Your copy should hold only the lines from the one holding "Output a JSON" through the last line of the records below, both included, each exact and with no pictures.

-------- DATA IN THIS EXERCISE

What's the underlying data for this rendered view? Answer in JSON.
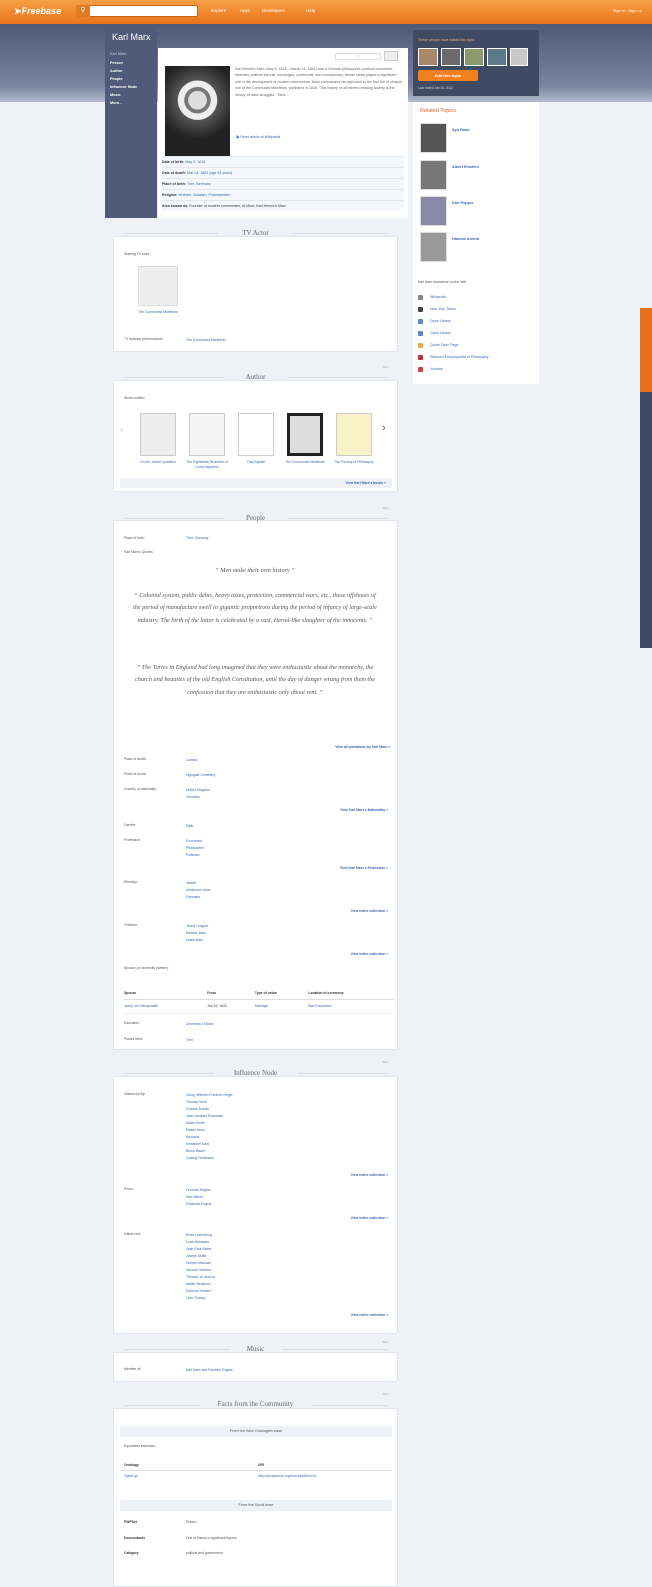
{
  "topbar": {
    "logo": "Freebase",
    "nav": [
      "Explore",
      "Apps",
      "Developers",
      "Help"
    ],
    "signin": "Sign in / Sign up"
  },
  "page_title": "Karl Marx",
  "left_nav": {
    "heading": "Karl Marx",
    "items": [
      "Person",
      "Author",
      "People",
      "Influence Node",
      "Music",
      "More..."
    ]
  },
  "card": {
    "intro": "Karl Heinrich Marx (May 5, 1818 – March 14, 1883) was a German philosopher, political economist, historian, political theorist, sociologist, communist, and revolutionary, whose ideas played a significant role in the development of modern communism. Marx summarized his approach to the first line of chapter one of the Communist Manifesto, published in 1848: \"The history of all hitherto existing society is the history of class struggles.\" More ...",
    "wikipedia": "Read article at Wikipedia",
    "facts": [
      {
        "label": "Date of birth:",
        "value": "May 5, 1818"
      },
      {
        "label": "Date of death:",
        "value": "Mar 14, 1883 (age 64 years)"
      },
      {
        "label": "Place of birth:",
        "value": "Trier, Germany"
      },
      {
        "label": "Religion:",
        "value": "Atheism, Judaism, Protestantism"
      },
      {
        "label": "Also known as:",
        "value": "Founder of modern communism, Al Moor, Karl Heinrich Marx"
      }
    ]
  },
  "people_edited": {
    "label": "These people have edited this topic",
    "button": "Edit this topic",
    "updated": "Last edited Jan 25, 2012"
  },
  "related": {
    "title": "Related Topics",
    "items": [
      "Ayn Rand",
      "Albert Einstein",
      "Karl Popper",
      "Hannah Arendt"
    ],
    "ext_label": "Karl Marx elsewhere on the web",
    "links": [
      "Wikipedia",
      "New York Times",
      "Open Library",
      "Open Library",
      "Quote Topic Page",
      "Stanford Encyclopedia of Philosophy",
      "Youtube"
    ]
  },
  "tv_actor": {
    "title": "TV Actor",
    "starring_label": "Starring TV roles",
    "role_title": "The Communist Manifesto",
    "episodes_label": "TV episode performances",
    "episodes_value": "The Communist Manifesto",
    "top": "Top ↑"
  },
  "author": {
    "title": "Author",
    "works_label": "Works written",
    "books": [
      "On the Jewish Question",
      "The Eighteenth Brumaire of Louis Napoleon",
      "Das Kapital",
      "The Communist Manifesto",
      "The Poverty of Philosophy"
    ],
    "more": "View Karl Marx's books »",
    "top": "Top ↑"
  },
  "people": {
    "title": "People",
    "place_label": "Place of birth:",
    "place_value": "Trier, Germany",
    "quotes_label": "Karl Marx's Quotes",
    "quotes": [
      "“ Men make their own history ”",
      "“ Colonial system, public debts, heavy taxes, protection, commercial wars, etc., these offshoots of the period of manufacture swell to gigantic proportions during the period of infancy of large-scale industry. The birth of the latter is celebrated by a vast, Herod-like slaughter of the innocents. ”",
      "“ The Tories in England had long imagined that they were enthusiastic about the monarchy, the church and beauties of the old English Constitution, until the day of danger wrung from them the confession that they are enthusiastic only about rent. ”"
    ],
    "quotes_more": "View all quotations by Karl Marx »",
    "death_label": "Place of death:",
    "death_value": "London",
    "burial_label": "Place of burial:",
    "burial_value": "Highgate Cemetery",
    "nationality_label": "Country of nationality:",
    "nationality_values": [
      "United Kingdom",
      "Germany"
    ],
    "nationality_more": "View Karl Marx's Nationality »",
    "gender_label": "Gender:",
    "gender_value": "Male",
    "profession_label": "Profession:",
    "profession_values": [
      "Economist",
      "Philosopher",
      "Politician"
    ],
    "profession_more": "View Karl Marx's Profession »",
    "ethnicity_label": "Ethnicity:",
    "ethnicity_values": [
      "Jewish",
      "Ashkenazi Jews",
      "Germans"
    ],
    "ethnicity_more": "View entire collection »",
    "children_label": "Children:",
    "children_values": [
      "Jenny Longuet",
      "Eleanor Marx",
      "Laura Marx"
    ],
    "children_more": "View entire collection »",
    "spouse_label": "Spouse (or domestic partner):",
    "spouse_headers": [
      "Spouse",
      "From",
      "Type of union",
      "Location of ceremony"
    ],
    "spouse_row": [
      "Jenny von Westphalen",
      "Jun 19, 1843",
      "Marriage",
      "Bad Kreuznach"
    ],
    "education_label": "Education:",
    "education_value": "University of Bonn",
    "places_label": "Places lived:",
    "places_value": "Trier",
    "top": "Top ↑"
  },
  "influence": {
    "title": "Influence Node",
    "by_label": "Influenced By:",
    "by_values": [
      "Georg Wilhelm Friedrich Hegel",
      "Thomas More",
      "Charles Darwin",
      "Jean-Jacques Rousseau",
      "Adam Smith",
      "Moses Hess",
      "Epicurus",
      "Immanuel Kant",
      "Bruno Bauer",
      "Ludwig Feuerbach"
    ],
    "by_more": "View entire collection »",
    "peers_label": "Peers:",
    "peers_values": [
      "Friedrich Engels",
      "Max Stirner",
      "Frederick Engels"
    ],
    "peers_more": "View entire collection »",
    "inf_label": "Influenced:",
    "inf_values": [
      "Rosa Luxemburg",
      "Louis Althusser",
      "Jean-Paul Sartre",
      "Joseph Stalin",
      "Herbert Marcuse",
      "Antonio Gramsci",
      "Theodor W. Adorno",
      "Walter Benjamin",
      "Edmund Husserl",
      "Leon Trotsky"
    ],
    "inf_more": "View entire collection »",
    "top": "Top ↑"
  },
  "music": {
    "title": "Music",
    "member_label": "Member of:",
    "member_value": "Karl Marx and Friedrich Engels",
    "top": "Top ↑"
  },
  "community": {
    "title": "Facts from the Community",
    "band1": "From the Web Ontologies base",
    "equiv_label": "Equivalent instances:",
    "ont_headers": [
      "Ontology",
      "URI"
    ],
    "ont_row": [
      "OpenCyc",
      "http://sw.opencyc.org/concept/Mx4rvVj..."
    ],
    "band2": "From the Scroll base",
    "rows": [
      {
        "label": "PWPSet",
        "value": "Prasco"
      },
      {
        "label": "Descendants",
        "value": "One of history's significant figures"
      },
      {
        "label": "Category",
        "value": "political and government"
      }
    ]
  }
}
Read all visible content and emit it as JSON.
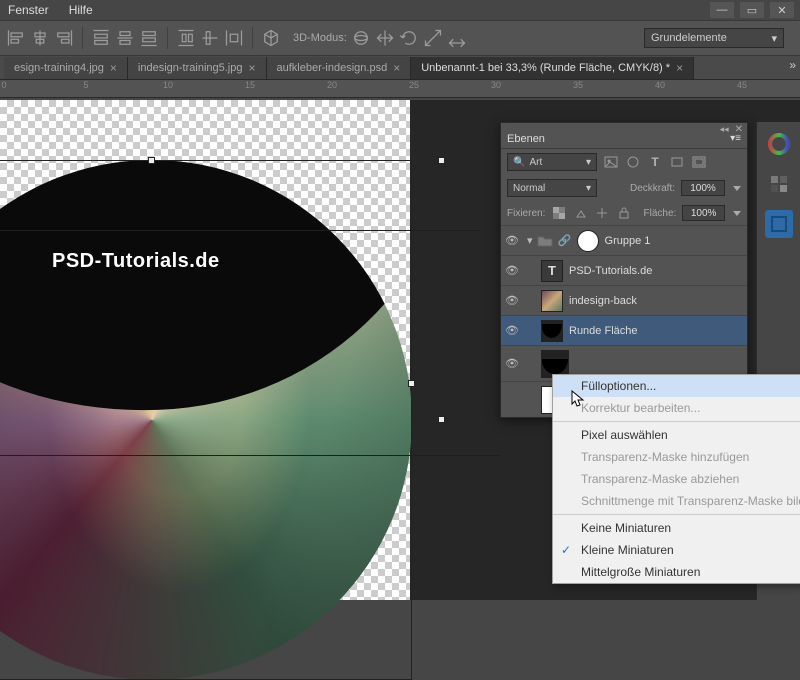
{
  "menu": {
    "window": "Fenster",
    "help": "Hilfe"
  },
  "toolbar": {
    "mode_label": "3D-Modus:",
    "elements": "Grundelemente"
  },
  "tabs": [
    {
      "label": "esign-training4.jpg",
      "active": false
    },
    {
      "label": "indesign-training5.jpg",
      "active": false
    },
    {
      "label": "aufkleber-indesign.psd",
      "active": false
    },
    {
      "label": "Unbenannt-1 bei 33,3% (Runde Fläche, CMYK/8) *",
      "active": true
    }
  ],
  "ruler_ticks": [
    "0",
    "5",
    "10",
    "15",
    "20",
    "25",
    "30",
    "35",
    "40",
    "45"
  ],
  "canvas": {
    "brand": "PSD-Tutorials.de"
  },
  "panel": {
    "title": "Ebenen",
    "kind": "Art",
    "blend": "Normal",
    "opacity_label": "Deckkraft:",
    "opacity": "100%",
    "fix_label": "Fixieren:",
    "fill_label": "Fläche:",
    "fill": "100%",
    "layers": [
      {
        "name": "Gruppe 1",
        "type": "group"
      },
      {
        "name": "PSD-Tutorials.de",
        "type": "text"
      },
      {
        "name": "indesign-back",
        "type": "image"
      },
      {
        "name": "Runde Fläche",
        "type": "shape",
        "selected": true
      },
      {
        "name": "",
        "type": "shape"
      },
      {
        "name": "",
        "type": "shape"
      }
    ]
  },
  "context": {
    "items": [
      {
        "label": "Fülloptionen...",
        "hl": true
      },
      {
        "label": "Korrektur bearbeiten...",
        "disabled": true
      },
      {
        "sep": true
      },
      {
        "label": "Pixel auswählen"
      },
      {
        "label": "Transparenz-Maske hinzufügen",
        "disabled": true
      },
      {
        "label": "Transparenz-Maske abziehen",
        "disabled": true
      },
      {
        "label": "Schnittmenge mit Transparenz-Maske bilden",
        "disabled": true
      },
      {
        "sep": true
      },
      {
        "label": "Keine Miniaturen"
      },
      {
        "label": "Kleine Miniaturen",
        "checked": true
      },
      {
        "label": "Mittelgroße Miniaturen"
      }
    ]
  }
}
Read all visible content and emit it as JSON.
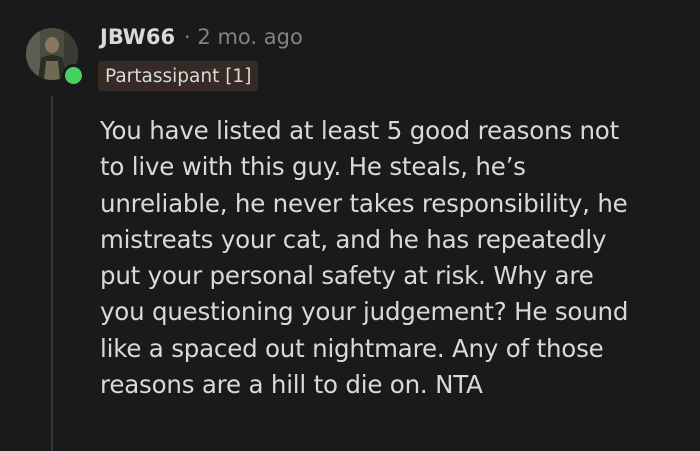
{
  "comment": {
    "username": "JBW66",
    "separator": "·",
    "timestamp": "2 mo. ago",
    "flair": "Partassipant [1]",
    "online_status_color": "#46d160",
    "body_lines": [
      "You have listed at least 5 good reasons not",
      "to live with this guy. He steals, he’s",
      "unreliable, he never takes responsibility, he",
      "mistreats your cat, and he has repeatedly",
      "put your personal safety at risk. Why are",
      "you questioning your judgement? He sound",
      "like a spaced out nightmare. Any of those",
      "reasons are a hill to die on. NTA"
    ]
  },
  "colors": {
    "background": "#1a1a1b",
    "text": "#d7dadc",
    "muted": "#818384",
    "flair_background": "#362a24"
  }
}
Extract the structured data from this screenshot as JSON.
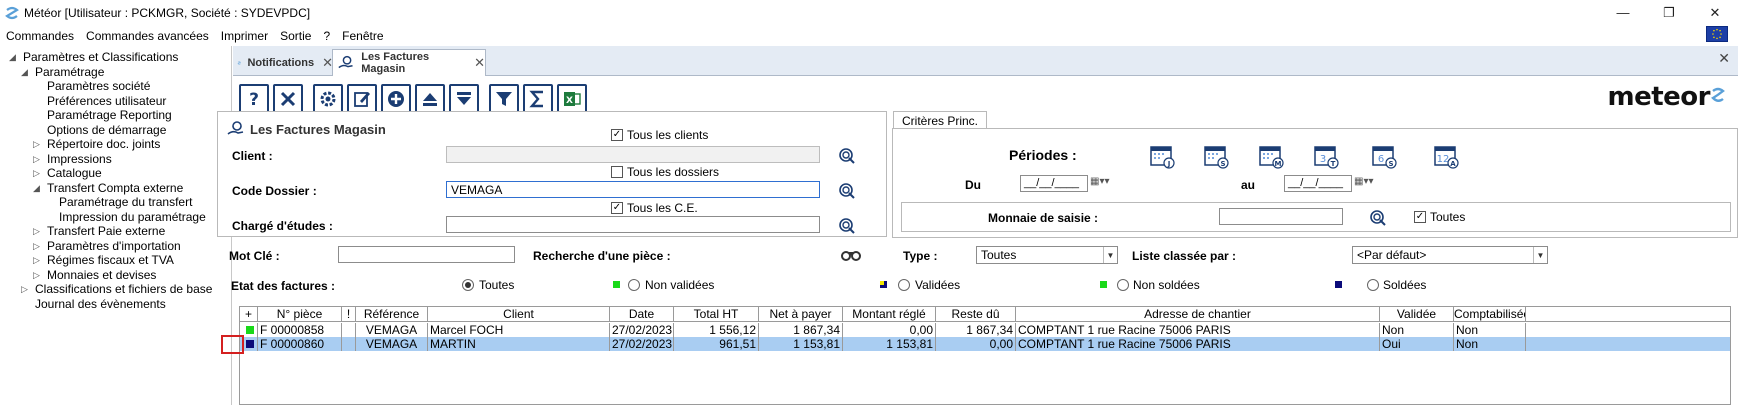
{
  "window": {
    "title": "Météor [Utilisateur : PCKMGR, Société : SYDEVPDC]"
  },
  "menu": [
    "Commandes",
    "Commandes avancées",
    "Imprimer",
    "Sortie",
    "?",
    "Fenêtre"
  ],
  "tree": [
    {
      "label": "Paramètres et Classifications",
      "level": 0,
      "toggle": "◢"
    },
    {
      "label": "Paramétrage",
      "level": 1,
      "toggle": "◢"
    },
    {
      "label": "Paramètres société",
      "level": 2,
      "toggle": ""
    },
    {
      "label": "Préférences utilisateur",
      "level": 2,
      "toggle": ""
    },
    {
      "label": "Paramétrage Reporting",
      "level": 2,
      "toggle": ""
    },
    {
      "label": "Options de démarrage",
      "level": 2,
      "toggle": ""
    },
    {
      "label": "Répertoire doc. joints",
      "level": 2,
      "toggle": "▷"
    },
    {
      "label": "Impressions",
      "level": 2,
      "toggle": "▷"
    },
    {
      "label": "Catalogue",
      "level": 2,
      "toggle": "▷"
    },
    {
      "label": "Transfert Compta externe",
      "level": 2,
      "toggle": "◢"
    },
    {
      "label": "Paramétrage du transfert",
      "level": 3,
      "toggle": ""
    },
    {
      "label": "Impression du paramétrage",
      "level": 3,
      "toggle": ""
    },
    {
      "label": "Transfert Paie externe",
      "level": 2,
      "toggle": "▷"
    },
    {
      "label": "Paramètres d'importation",
      "level": 2,
      "toggle": "▷"
    },
    {
      "label": "Régimes fiscaux et TVA",
      "level": 2,
      "toggle": "▷"
    },
    {
      "label": "Monnaies et devises",
      "level": 2,
      "toggle": "▷"
    },
    {
      "label": "Classifications et fichiers de base",
      "level": 1,
      "toggle": "▷"
    },
    {
      "label": "Journal des évènements",
      "level": 1,
      "toggle": ""
    }
  ],
  "tabs": [
    {
      "label": "Notifications",
      "active": false
    },
    {
      "label": "Les Factures Magasin",
      "active": true
    }
  ],
  "logo": {
    "text": "meteor"
  },
  "search_panel": {
    "title": "Les Factures Magasin",
    "all_clients_label": "Tous les clients",
    "client_label": "Client :",
    "client_value": "",
    "all_dossiers_label": "Tous les dossiers",
    "dossier_label": "Code Dossier :",
    "dossier_value": "VEMAGA",
    "all_ce_label": "Tous les C.E.",
    "charge_label": "Chargé d'études :",
    "charge_value": ""
  },
  "criteria": {
    "tab_label": "Critères Princ.",
    "periods_label": "Périodes :",
    "period_icons": [
      "J",
      "S",
      "M",
      "T",
      "S",
      "A"
    ],
    "period_numbers": [
      "",
      "",
      "",
      "3",
      "6",
      "12"
    ],
    "du_label": "Du",
    "au_label": "au",
    "du_value": "__/__/____",
    "au_value": "__/__/____",
    "monnaie_label": "Monnaie de saisie :",
    "monnaie_value": "",
    "toutes_label": "Toutes"
  },
  "filters": {
    "motcle_label": "Mot Clé :",
    "motcle_value": "",
    "recherche_label": "Recherche d'une pièce :",
    "type_label": "Type :",
    "type_value": "Toutes",
    "liste_label": "Liste classée par :",
    "liste_value": "<Par défaut>",
    "etat_label": "Etat des factures :",
    "etat_options": [
      {
        "label": "Toutes",
        "checked": true
      },
      {
        "label": "Non validées",
        "checked": false
      },
      {
        "label": "Validées",
        "checked": false
      },
      {
        "label": "Non soldées",
        "checked": false
      },
      {
        "label": "Soldées",
        "checked": false
      }
    ]
  },
  "colors": {
    "accent": "#1b3d73",
    "selection": "#a9cdf2",
    "green": "#19d919",
    "navy": "#0b0b7a",
    "yellow": "#f2e600"
  },
  "grid": {
    "columns": [
      "+",
      "N° pièce",
      "!",
      "Référence",
      "Client",
      "Date",
      "Total HT",
      "Net à payer",
      "Montant réglé",
      "Reste dû",
      "Adresse de chantier",
      "Validée",
      "Comptabilisée"
    ],
    "rows": [
      {
        "status": "green",
        "piece": "F 00000858",
        "excl": "",
        "ref": "VEMAGA",
        "client": "Marcel FOCH",
        "date": "27/02/2023",
        "total_ht": "1 556,12",
        "net": "1 867,34",
        "regle": "0,00",
        "reste": "1 867,34",
        "adresse": "COMPTANT 1 rue Racine  75006 PARIS",
        "validee": "Non",
        "compta": "Non",
        "selected": false
      },
      {
        "status": "navy",
        "piece": "F 00000860",
        "excl": "",
        "ref": "VEMAGA",
        "client": "MARTIN",
        "date": "27/02/2023",
        "total_ht": "961,51",
        "net": "1 153,81",
        "regle": "1 153,81",
        "reste": "0,00",
        "adresse": "COMPTANT 1 rue Racine  75006 PARIS",
        "validee": "Oui",
        "compta": "Non",
        "selected": true
      }
    ]
  }
}
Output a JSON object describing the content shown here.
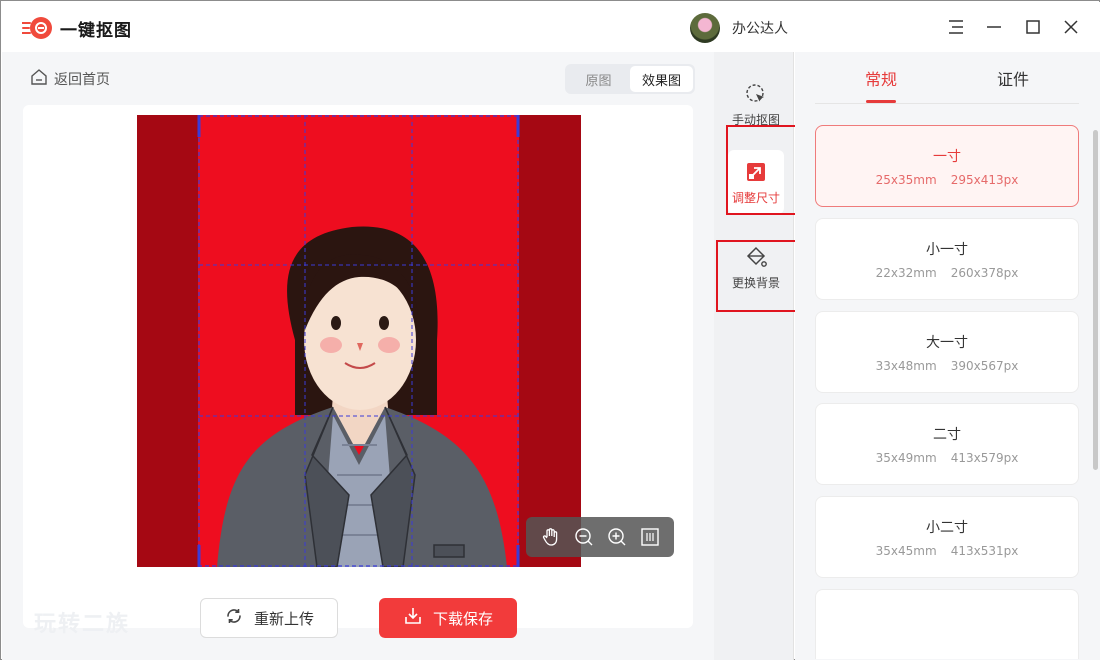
{
  "app": {
    "title": "一键抠图"
  },
  "user": {
    "name": "办公达人"
  },
  "nav": {
    "back_label": "返回首页"
  },
  "view_toggle": {
    "original_label": "原图",
    "result_label": "效果图",
    "active": "result"
  },
  "actions": {
    "reupload_label": "重新上传",
    "download_label": "下载保存"
  },
  "tools": [
    {
      "label": "手动抠图",
      "icon": "cursor-select-icon"
    },
    {
      "label": "调整尺寸",
      "icon": "resize-icon",
      "active": true
    },
    {
      "label": "更换背景",
      "icon": "paint-bucket-icon"
    }
  ],
  "tabs": [
    {
      "label": "常规",
      "active": true
    },
    {
      "label": "证件"
    }
  ],
  "sizes": [
    {
      "name": "一寸",
      "mm": "25x35mm",
      "px": "295x413px",
      "active": true
    },
    {
      "name": "小一寸",
      "mm": "22x32mm",
      "px": "260x378px"
    },
    {
      "name": "大一寸",
      "mm": "33x48mm",
      "px": "390x567px"
    },
    {
      "name": "二寸",
      "mm": "35x49mm",
      "px": "413x579px"
    },
    {
      "name": "小二寸",
      "mm": "35x45mm",
      "px": "413x531px"
    }
  ],
  "watermark": "玩转二族",
  "colors": {
    "accent": "#e63b3b",
    "background_red": "#ee0d1f",
    "outside_crop": "#a50813"
  }
}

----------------

• ANSWER TO THE EXERCISE:
Output a JSON object describing the content shown here.
{
  "app": {
    "title": "一键抠图"
  },
  "user": {
    "name": "办公达人"
  },
  "nav": {
    "back_label": "返回首页"
  },
  "view_toggle": {
    "original_label": "原图",
    "result_label": "效果图",
    "active": "result"
  },
  "actions": {
    "reupload_label": "重新上传",
    "download_label": "下载保存"
  },
  "tools": [
    {
      "label": "手动抠图",
      "icon": "cursor-select-icon"
    },
    {
      "label": "调整尺寸",
      "icon": "resize-icon",
      "active": true
    },
    {
      "label": "更换背景",
      "icon": "paint-bucket-icon"
    }
  ],
  "tabs": [
    {
      "label": "常规",
      "active": true
    },
    {
      "label": "证件"
    }
  ],
  "sizes": [
    {
      "name": "一寸",
      "mm": "25x35mm",
      "px": "295x413px",
      "active": true
    },
    {
      "name": "小一寸",
      "mm": "22x32mm",
      "px": "260x378px"
    },
    {
      "name": "大一寸",
      "mm": "33x48mm",
      "px": "390x567px"
    },
    {
      "name": "二寸",
      "mm": "35x49mm",
      "px": "413x579px"
    },
    {
      "name": "小二寸",
      "mm": "35x45mm",
      "px": "413x531px"
    }
  ],
  "watermark": "玩转二族",
  "colors": {
    "accent": "#e63b3b",
    "background_red": "#ee0d1f",
    "outside_crop": "#a50813"
  }
}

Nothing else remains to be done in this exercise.